For example, at Manchester Memorial Hospital in Kentucky, the community health-needs assessment revealed that nearly 7 percent of the state’s population suffers from diabetes, 60 percent of the residents in the local county fall below the poverty line, and another 22 percent had no insurance. These obstacles, combined with miles of dirt roads and lack of transportation, often prevent community members from receiving the care they needed. To remedy the problem, the hospital started a nonemergency transportation program, using a 15-passenger bus to take patients to and from medical appointments.
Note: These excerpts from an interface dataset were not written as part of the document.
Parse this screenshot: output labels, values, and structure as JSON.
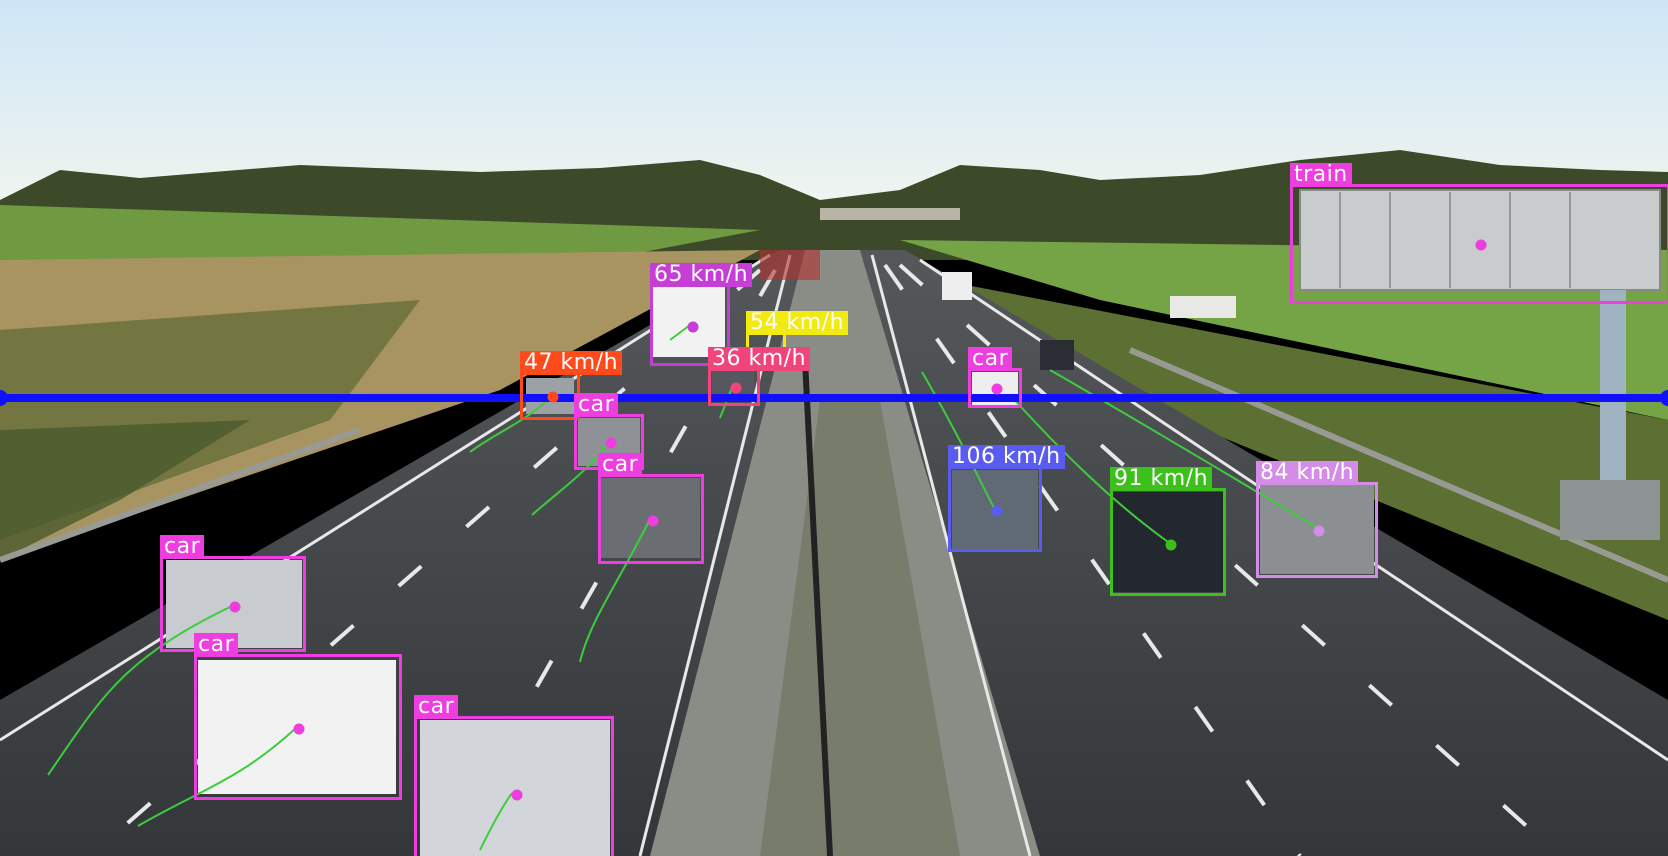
{
  "colors": {
    "sky_top": "#d8ecf8",
    "sky_bottom": "#f2f6f2",
    "road": "#3b3e40",
    "grass": "#6f9e3e",
    "trees": "#3a4a28",
    "counting_line": "#1010ff",
    "trail": "#3ecc3e"
  },
  "counting_line": {
    "name": "counting-line"
  },
  "detections": [
    {
      "id": "det-train",
      "label": "train",
      "kind": "class",
      "color": "#ee3ee0"
    },
    {
      "id": "det-65",
      "label": "65 km/h",
      "kind": "speed",
      "color": "#c63ed6"
    },
    {
      "id": "det-54",
      "label": "54 km/h",
      "kind": "speed",
      "color": "#f2ea10",
      "label_color": "#ffffff"
    },
    {
      "id": "det-47",
      "label": "47 km/h",
      "kind": "speed",
      "color": "#ff4a1c"
    },
    {
      "id": "det-36",
      "label": "36 km/h",
      "kind": "speed",
      "color": "#f0447a"
    },
    {
      "id": "det-car-a",
      "label": "car",
      "kind": "class",
      "color": "#ee3ee0"
    },
    {
      "id": "det-car-b",
      "label": "car",
      "kind": "class",
      "color": "#ee3ee0"
    },
    {
      "id": "det-car-c",
      "label": "car",
      "kind": "class",
      "color": "#ee3ee0"
    },
    {
      "id": "det-106",
      "label": "106 km/h",
      "kind": "speed",
      "color": "#5a5cf0"
    },
    {
      "id": "det-91",
      "label": "91 km/h",
      "kind": "speed",
      "color": "#3ec01c"
    },
    {
      "id": "det-84",
      "label": "84 km/h",
      "kind": "speed",
      "color": "#d48ce8"
    },
    {
      "id": "det-car-d",
      "label": "car",
      "kind": "class",
      "color": "#ee3ee0"
    },
    {
      "id": "det-car-e",
      "label": "car",
      "kind": "class",
      "color": "#ee3ee0"
    },
    {
      "id": "det-car-f",
      "label": "car",
      "kind": "class",
      "color": "#ee3ee0"
    },
    {
      "id": "det-car-g",
      "label": "car",
      "kind": "class",
      "color": "#ee3ee0"
    }
  ]
}
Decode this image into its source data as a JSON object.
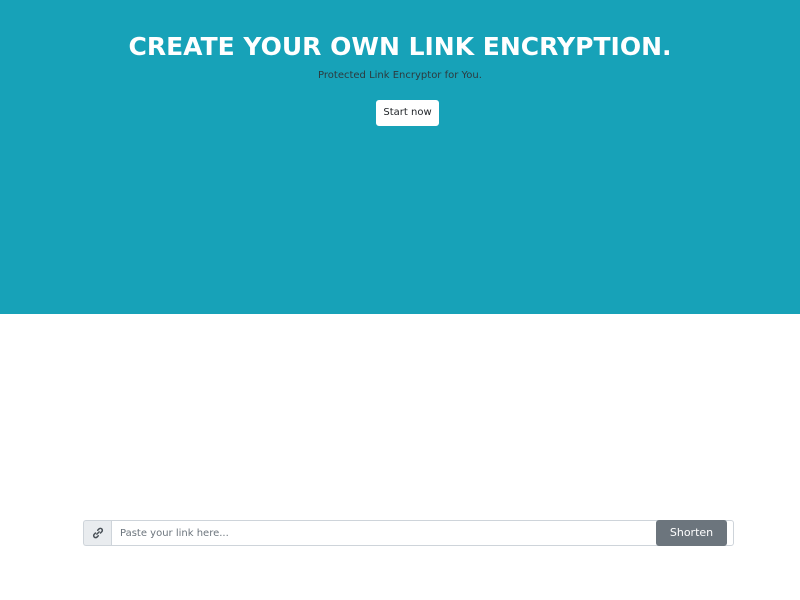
{
  "colors": {
    "hero_background": "#17a2b8",
    "shorten_button": "#6c757d"
  },
  "hero": {
    "title": "CREATE YOUR OWN LINK ENCRYPTION.",
    "subtitle": "Protected Link Encryptor for You.",
    "cta_label": "Start now"
  },
  "shortener": {
    "icon": "link-icon",
    "input_value": "",
    "input_placeholder": "Paste your link here...",
    "button_label": "Shorten"
  }
}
Along the way, the patients learn about the principles of CREATION Health from the bus driver and a video.
Adventist Health System’s facilities also participate in international ministry by offering employees opportunities to fund-raise, donate equipment, and participate in medical mission trips abroad. These trips take place in a variety of locations, but Florida Hospital has developed four sites in particular called “Footprints.” Ethiopia is one of those sites.
On the outskirts of Addis Ababa, 750 children attend school at the Learning Village. Here, Florida Hospital has helped to establish a medical clinic to provide primary-care services, family planning, and eye exams; staff members also teach the principles of CREATION Health to people in the community. Hospital employees travel to the site almost annually to perform special procedures and help establish services such as ultrasound and physical therapy.
“Building relationships and working with the same people over and over has allowed us to really effect change,” says Monty Jacobs, director of Florida Hospital’s Global Mission Initiatives. “We are able to do more because we’re focused on what’s going on there and what their greatest needs are. It also gives employees unique opportunities to participate in mission trips. People who go on trips come back reenergized. They’ve realized again why they chose medicine, and why they chose to work at Florida Hospital. And that’s because we extend the healing ministry of Christ even beyond the shores of Florida.”
The concept of whole-person care—a desire to meet people’s mental, physical, and spiritual needs—inspires every aspect of Adventist Health System’s operations, from the care it provides inside its hospitals to the millions of dollars it invests every year in providing free classes, community gardens, Vacation Bible Schools, complimentary health screenings, and much more. Like the church’s early medical pioneers, Adventist Health System has set a goal to become known as a demonstrable leader in wholistic care by using CREATION Health principles both inside and outside of hospitals—all for the purpose of extending the healing ministry of Christ.